TASK PROMPT
Search the records below for the word "many", then return every line where it appears.

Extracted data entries
—————
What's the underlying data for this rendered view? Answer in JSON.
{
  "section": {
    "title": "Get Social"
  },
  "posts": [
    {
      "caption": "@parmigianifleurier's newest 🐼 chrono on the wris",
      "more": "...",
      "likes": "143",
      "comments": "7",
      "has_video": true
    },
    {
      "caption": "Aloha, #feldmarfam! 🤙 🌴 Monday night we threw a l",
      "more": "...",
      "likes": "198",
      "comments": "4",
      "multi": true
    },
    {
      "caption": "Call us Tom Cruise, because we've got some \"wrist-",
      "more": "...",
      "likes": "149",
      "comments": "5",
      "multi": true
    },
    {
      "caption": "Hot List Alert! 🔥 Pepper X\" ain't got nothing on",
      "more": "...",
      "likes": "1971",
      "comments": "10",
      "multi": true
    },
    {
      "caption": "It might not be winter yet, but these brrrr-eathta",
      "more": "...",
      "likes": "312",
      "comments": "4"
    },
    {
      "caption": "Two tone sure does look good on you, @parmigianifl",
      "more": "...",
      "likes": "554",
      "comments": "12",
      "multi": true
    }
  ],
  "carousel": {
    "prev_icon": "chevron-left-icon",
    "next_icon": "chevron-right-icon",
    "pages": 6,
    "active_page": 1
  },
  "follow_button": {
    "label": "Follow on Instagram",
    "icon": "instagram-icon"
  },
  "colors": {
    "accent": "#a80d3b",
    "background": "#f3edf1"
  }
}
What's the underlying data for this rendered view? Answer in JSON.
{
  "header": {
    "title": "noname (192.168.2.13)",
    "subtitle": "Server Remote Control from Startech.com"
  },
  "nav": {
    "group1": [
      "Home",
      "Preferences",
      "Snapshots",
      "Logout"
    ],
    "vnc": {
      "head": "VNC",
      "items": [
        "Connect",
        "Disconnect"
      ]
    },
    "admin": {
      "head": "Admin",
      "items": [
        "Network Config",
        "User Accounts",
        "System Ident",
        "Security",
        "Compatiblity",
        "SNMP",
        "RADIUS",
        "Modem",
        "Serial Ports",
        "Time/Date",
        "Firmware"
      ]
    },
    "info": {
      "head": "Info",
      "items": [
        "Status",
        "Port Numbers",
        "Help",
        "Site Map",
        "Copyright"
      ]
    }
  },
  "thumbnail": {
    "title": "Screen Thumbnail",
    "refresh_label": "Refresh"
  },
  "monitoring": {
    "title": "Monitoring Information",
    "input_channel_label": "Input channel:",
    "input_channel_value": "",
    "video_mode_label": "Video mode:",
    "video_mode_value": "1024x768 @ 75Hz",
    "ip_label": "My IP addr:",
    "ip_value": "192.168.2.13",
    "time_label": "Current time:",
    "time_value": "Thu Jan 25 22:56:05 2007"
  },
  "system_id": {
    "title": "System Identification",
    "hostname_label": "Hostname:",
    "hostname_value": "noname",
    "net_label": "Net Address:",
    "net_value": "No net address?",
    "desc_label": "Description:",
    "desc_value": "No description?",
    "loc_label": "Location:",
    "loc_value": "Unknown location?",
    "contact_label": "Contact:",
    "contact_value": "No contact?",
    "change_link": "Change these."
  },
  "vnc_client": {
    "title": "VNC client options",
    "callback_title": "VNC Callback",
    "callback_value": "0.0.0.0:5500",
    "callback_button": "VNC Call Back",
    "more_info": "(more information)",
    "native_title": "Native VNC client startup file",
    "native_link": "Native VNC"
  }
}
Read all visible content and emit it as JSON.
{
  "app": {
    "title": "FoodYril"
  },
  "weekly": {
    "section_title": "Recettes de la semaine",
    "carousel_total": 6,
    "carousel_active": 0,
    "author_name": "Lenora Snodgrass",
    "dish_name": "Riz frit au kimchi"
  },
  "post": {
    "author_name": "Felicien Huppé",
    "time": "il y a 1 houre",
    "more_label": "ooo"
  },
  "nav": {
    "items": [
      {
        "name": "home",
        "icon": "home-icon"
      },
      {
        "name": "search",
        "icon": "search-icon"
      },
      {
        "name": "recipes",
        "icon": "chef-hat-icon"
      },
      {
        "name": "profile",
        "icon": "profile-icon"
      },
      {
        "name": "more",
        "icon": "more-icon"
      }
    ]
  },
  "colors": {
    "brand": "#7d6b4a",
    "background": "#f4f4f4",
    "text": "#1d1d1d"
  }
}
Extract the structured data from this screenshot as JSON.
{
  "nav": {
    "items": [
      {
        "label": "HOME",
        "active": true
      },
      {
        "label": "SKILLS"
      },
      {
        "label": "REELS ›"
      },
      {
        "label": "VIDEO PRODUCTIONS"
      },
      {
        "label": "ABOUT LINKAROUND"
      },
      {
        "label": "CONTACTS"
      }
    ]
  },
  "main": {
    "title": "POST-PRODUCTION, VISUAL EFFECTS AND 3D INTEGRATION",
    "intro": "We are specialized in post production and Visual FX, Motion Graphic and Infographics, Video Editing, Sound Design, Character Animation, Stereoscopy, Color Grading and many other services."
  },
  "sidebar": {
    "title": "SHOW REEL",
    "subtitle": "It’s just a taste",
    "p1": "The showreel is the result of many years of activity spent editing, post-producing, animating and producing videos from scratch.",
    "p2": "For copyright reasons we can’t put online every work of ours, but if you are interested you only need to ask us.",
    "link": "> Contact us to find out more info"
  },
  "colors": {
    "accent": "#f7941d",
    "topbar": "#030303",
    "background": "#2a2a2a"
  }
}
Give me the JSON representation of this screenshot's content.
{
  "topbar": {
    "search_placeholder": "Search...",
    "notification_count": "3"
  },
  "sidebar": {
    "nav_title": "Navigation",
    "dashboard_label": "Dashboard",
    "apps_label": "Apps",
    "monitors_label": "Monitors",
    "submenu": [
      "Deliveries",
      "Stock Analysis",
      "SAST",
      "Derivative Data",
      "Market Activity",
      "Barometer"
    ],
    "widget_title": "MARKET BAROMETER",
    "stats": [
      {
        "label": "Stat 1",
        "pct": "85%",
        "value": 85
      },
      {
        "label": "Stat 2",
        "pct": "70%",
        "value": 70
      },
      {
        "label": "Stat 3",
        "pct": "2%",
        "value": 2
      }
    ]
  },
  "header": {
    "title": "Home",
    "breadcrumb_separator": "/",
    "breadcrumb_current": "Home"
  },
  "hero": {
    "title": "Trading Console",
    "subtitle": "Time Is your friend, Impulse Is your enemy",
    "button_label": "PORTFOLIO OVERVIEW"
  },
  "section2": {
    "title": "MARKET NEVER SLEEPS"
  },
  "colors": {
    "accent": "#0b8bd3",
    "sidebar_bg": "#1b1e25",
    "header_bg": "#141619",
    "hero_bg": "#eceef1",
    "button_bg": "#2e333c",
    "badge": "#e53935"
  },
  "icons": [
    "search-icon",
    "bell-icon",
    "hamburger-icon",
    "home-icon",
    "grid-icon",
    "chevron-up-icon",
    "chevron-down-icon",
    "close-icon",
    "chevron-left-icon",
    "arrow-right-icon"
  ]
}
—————
RESULT OF THE TASK
    "intro": "We are specialized in post production and Visual FX, Motion Graphic and Infographics, Video Editing, Sound Design, Character Animation, Stereoscopy, Color Grading and many other services."
    "p1": "The showreel is the result of many years of activity spent editing, post-producing, animating and producing videos from scratch.",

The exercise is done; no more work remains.